Students frequently use and have exposure to latex-based products commonly used in healthcare settings. Students with latex allergies should seek expert advice from their healthcare provider in order to make an informed decision regarding their exposure to latex-based products prior to considering medical imaging as a future profession.


Each student in the Nuclear Medicine Technology program must complete 40 hours per week to fulfill mandatory clinical and didactic requirements. These requirements include formal classroom instruction as well as supervised clinical practice in all phases of Nuclear Medicine Technology. The 40-hour week is scheduled Monday through Friday on varying time schedules. Clinical schedules include rotations through at least two of the following sites:

  • St. Vincent's Riverside and Southside
  • Baptist Medical Center
  • UF Health Jacksonville
  • Memorial Hospital
  • Orange Park Medical Center
  • Mayo Clinic
  • Flagler Hospital
  • Halifax Medical Center

Generally, the days start no earlier than 6am and end no later than 5pm. Holidays, sick days and vacation days are available (see student handbook).

The list of courses may change without notification. Courses include:

  • Clinical Instruction
  • Computed Tomography Procedures
  • Computed Tomography Overview
  • Computed Tomography Radiation Safety
  • Computer Applications
  • Contrast Agents
  • Diagnostic Nuclear Medicine
  • Healthcare Administration
  • Medical Terminology
  • Nuclear Medicine Instrumentation and QC
  • Nuclear Medicine Mathematics
  • Nuclear Medicine Physics
  • Patient Care
  • Positron Emission Tomography
  • Radiation Biology
  • Radiation Safety Practices
  • Radiopharmacy
  • Regulations and Licensure
  • Sectional Anatomy/Pathology

Course Completion / Registry Eligibility

To successfully complete the program, students must maintain an 80% average throughout all phases of academic instruction and an 85% average throughout all phases of the clinical education. Students must exhibit appropriate professional conduct and show a satisfactory aptitude for the care of the sick.

Upon successful completion of the program, graduates are eligible to apply for the national certification examinations of the American Registry of Radiologic Technologists (ARRT) and Nuclear Medicine Technology Certification Board (NMTCB). These are pass/fail examinations. Those who pass receive certification as a Nuclear Medicine Technologist. This credential is the standard of excellence and acceptance for the profession and is required for most employment opportunities.

Class Expenses

  • Tuition for the Nuclear Medicine Technology program is $5,500 (subject to change), payable to St. Vincent's
  • A 12-month format is available to certified CT technologists at a discounted tuition of $4,500
  • A $500 non-refundable deposit is required at the time a student accepts entry into the program
  • Books and supplies cost approximately $1,000. Payment for books is due the first day of class
  • A $25 non-refundable application fee must be submitted with the completed application
  • Purchasing and laundering of uniforms are the student's responsibility
  • Transportation and living expenses are the student's responsibility
  • Health insurance is the student's responsibility.
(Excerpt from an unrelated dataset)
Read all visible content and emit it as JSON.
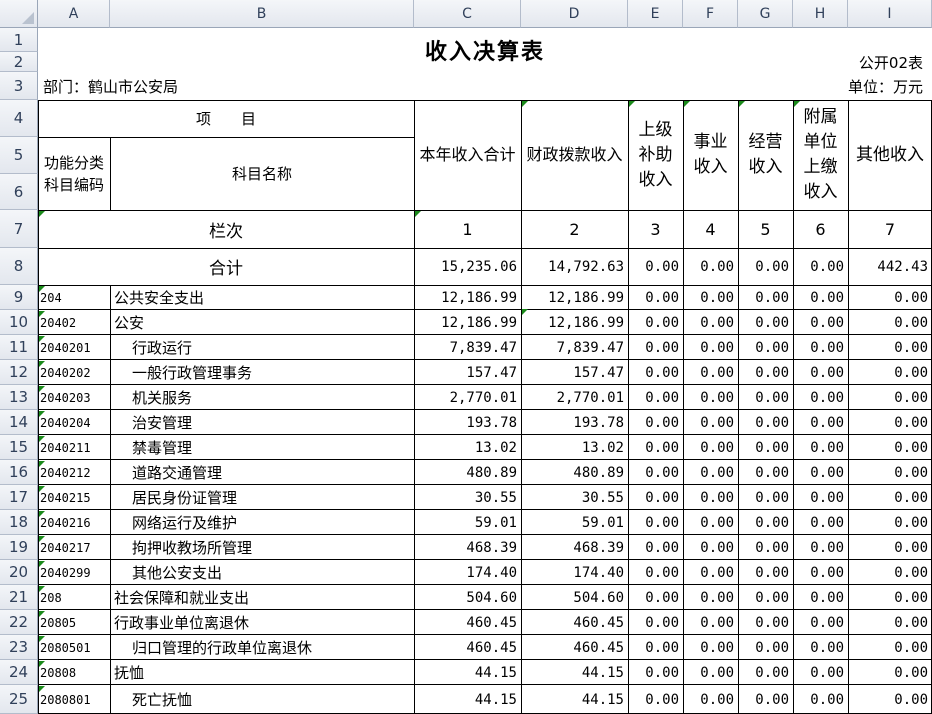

Upon acceptance, potential students must complete a required health evaluation and show proof of personal health insurance
  • Upon acceptance, all students are required to have a background review by the Florida Department of Law Enforcement (FDLE) as part of a pre-employment screening conducted by St. Vincent's
  • All fees for national registry exams are the student's responsibility

Refund Policy

The required tuition, less the $500 deposit, may be refunded on a pro-rated basis, based upon the termination date.